_Dataset content_.
┌──

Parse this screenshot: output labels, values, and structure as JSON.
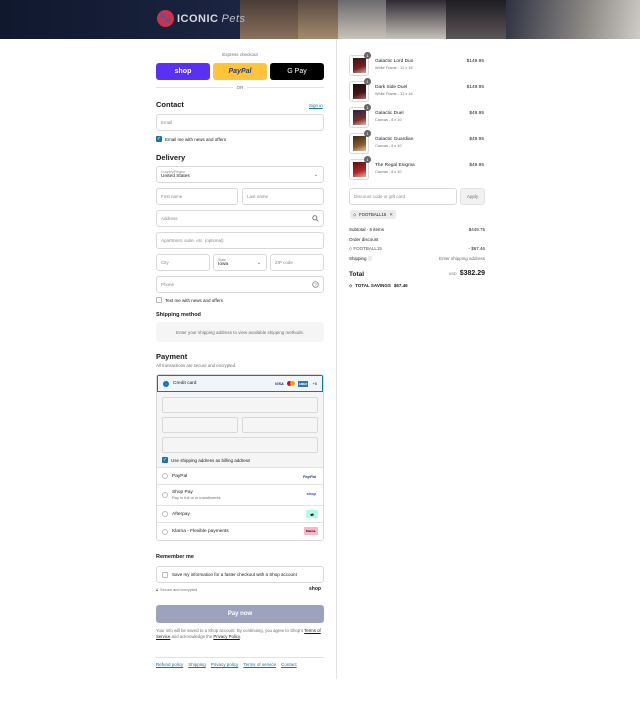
{
  "brand": {
    "name": "ICONIC",
    "script": "Pets"
  },
  "express": {
    "label": "Express checkout",
    "shop": "shop",
    "paypal": "PayPal",
    "gpay": "G Pay",
    "or": "OR"
  },
  "contact": {
    "title": "Contact",
    "sign_in": "Sign in",
    "email_placeholder": "Email",
    "news_label": "Email me with news and offers",
    "news_checked": true
  },
  "delivery": {
    "title": "Delivery",
    "country_label": "Country/Region",
    "country_value": "United States",
    "first_name": "First name",
    "last_name": "Last name",
    "address": "Address",
    "apartment": "Apartment, suite, etc. (optional)",
    "city": "City",
    "state_label": "State",
    "state_value": "Iowa",
    "zip": "ZIP code",
    "phone": "Phone",
    "sms_label": "Text me with news and offers"
  },
  "shipping": {
    "title": "Shipping method",
    "message": "Enter your shipping address to view available shipping methods."
  },
  "payment": {
    "title": "Payment",
    "subtitle": "All transactions are secure and encrypted.",
    "credit_card": "Credit card",
    "more_cards": "+5",
    "card_brands": [
      "VISA",
      "MC",
      "AMEX"
    ],
    "billing_same": "Use shipping address as billing address",
    "paypal": "PayPal",
    "paypal_logo": "PayPal",
    "shoppay": "Shop Pay",
    "shoppay_sub": "Pay in full or in installments",
    "shoppay_logo": "shop",
    "afterpay": "Afterpay",
    "klarna": "Klarna - Flexible payments",
    "klarna_logo": "Klarna."
  },
  "remember": {
    "title": "Remember me",
    "label": "Save my information for a faster checkout with a Shop account",
    "secure": "Secure and encrypted",
    "shop_logo": "shop"
  },
  "paynow": "Pay now",
  "fine_print": {
    "pre": "Your info will be saved to a Shop account. By continuing, you agree to Shop's",
    "terms": "Terms of Service",
    "mid": "and acknowledge the",
    "privacy": "Privacy Policy",
    "end": "."
  },
  "footer": [
    "Refund policy",
    "Shipping",
    "Privacy policy",
    "Terms of service",
    "Contact"
  ],
  "cart": {
    "items": [
      {
        "name": "Galactic Lord Duo",
        "variant": "White Frame - 12 x 16",
        "price": "$149.95",
        "qty": "1"
      },
      {
        "name": "Dark Side Duel",
        "variant": "White Frame - 12 x 16",
        "price": "$149.95",
        "qty": "1"
      },
      {
        "name": "Galactic Duel",
        "variant": "Canvas - 8 x 10",
        "price": "$49.95",
        "qty": "1"
      },
      {
        "name": "Galactic Guardian",
        "variant": "Canvas - 8 x 10",
        "price": "$49.95",
        "qty": "1"
      },
      {
        "name": "The Regal Enigma",
        "variant": "Canvas - 8 x 10",
        "price": "$49.95",
        "qty": "1"
      }
    ],
    "discount_placeholder": "Discount code or gift card",
    "apply": "Apply",
    "code": "FOOTBALL15",
    "subtotal_label": "Subtotal · 5 items",
    "subtotal": "$449.75",
    "order_discount_label": "Order discount",
    "discount_code": "FOOTBALL15",
    "discount_amount": "- $67.46",
    "shipping_label": "Shipping",
    "shipping_value": "Enter shipping address",
    "total_label": "Total",
    "currency": "USD",
    "total": "$382.29",
    "savings_label": "TOTAL SAVINGS",
    "savings": "$67.46"
  }
}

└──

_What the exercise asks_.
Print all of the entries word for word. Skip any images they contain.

_Solution to this exercise_.
Parse this screenshot: output labels, values, and structure as JSON.
{
  "brand": {
    "name": "ICONIC",
    "script": "Pets"
  },
  "express": {
    "label": "Express checkout",
    "shop": "shop",
    "paypal": "PayPal",
    "gpay": "G Pay",
    "or": "OR"
  },
  "contact": {
    "title": "Contact",
    "sign_in": "Sign in",
    "email_placeholder": "Email",
    "news_label": "Email me with news and offers",
    "news_checked": true
  },
  "delivery": {
    "title": "Delivery",
    "country_label": "Country/Region",
    "country_value": "United States",
    "first_name": "First name",
    "last_name": "Last name",
    "address": "Address",
    "apartment": "Apartment, suite, etc. (optional)",
    "city": "City",
    "state_label": "State",
    "state_value": "Iowa",
    "zip": "ZIP code",
    "phone": "Phone",
    "sms_label": "Text me with news and offers"
  },
  "shipping": {
    "title": "Shipping method",
    "message": "Enter your shipping address to view available shipping methods."
  },
  "payment": {
    "title": "Payment",
    "subtitle": "All transactions are secure and encrypted.",
    "credit_card": "Credit card",
    "more_cards": "+5",
    "card_brands": [
      "VISA",
      "MC",
      "AMEX"
    ],
    "billing_same": "Use shipping address as billing address",
    "paypal": "PayPal",
    "paypal_logo": "PayPal",
    "shoppay": "Shop Pay",
    "shoppay_sub": "Pay in full or in installments",
    "shoppay_logo": "shop",
    "afterpay": "Afterpay",
    "klarna": "Klarna - Flexible payments",
    "klarna_logo": "Klarna."
  },
  "remember": {
    "title": "Remember me",
    "label": "Save my information for a faster checkout with a Shop account",
    "secure": "Secure and encrypted",
    "shop_logo": "shop"
  },
  "paynow": "Pay now",
  "fine_print": {
    "pre": "Your info will be saved to a Shop account. By continuing, you agree to Shop's",
    "terms": "Terms of Service",
    "mid": "and acknowledge the",
    "privacy": "Privacy Policy",
    "end": "."
  },
  "footer": [
    "Refund policy",
    "Shipping",
    "Privacy policy",
    "Terms of service",
    "Contact"
  ],
  "cart": {
    "items": [
      {
        "name": "Galactic Lord Duo",
        "variant": "White Frame - 12 x 16",
        "price": "$149.95",
        "qty": "1"
      },
      {
        "name": "Dark Side Duel",
        "variant": "White Frame - 12 x 16",
        "price": "$149.95",
        "qty": "1"
      },
      {
        "name": "Galactic Duel",
        "variant": "Canvas - 8 x 10",
        "price": "$49.95",
        "qty": "1"
      },
      {
        "name": "Galactic Guardian",
        "variant": "Canvas - 8 x 10",
        "price": "$49.95",
        "qty": "1"
      },
      {
        "name": "The Regal Enigma",
        "variant": "Canvas - 8 x 10",
        "price": "$49.95",
        "qty": "1"
      }
    ],
    "discount_placeholder": "Discount code or gift card",
    "apply": "Apply",
    "code": "FOOTBALL15",
    "subtotal_label": "Subtotal · 5 items",
    "subtotal": "$449.75",
    "order_discount_label": "Order discount",
    "discount_code": "FOOTBALL15",
    "discount_amount": "- $67.46",
    "shipping_label": "Shipping",
    "shipping_value": "Enter shipping address",
    "total_label": "Total",
    "currency": "USD",
    "total": "$382.29",
    "savings_label": "TOTAL SAVINGS",
    "savings": "$67.46"
  }
}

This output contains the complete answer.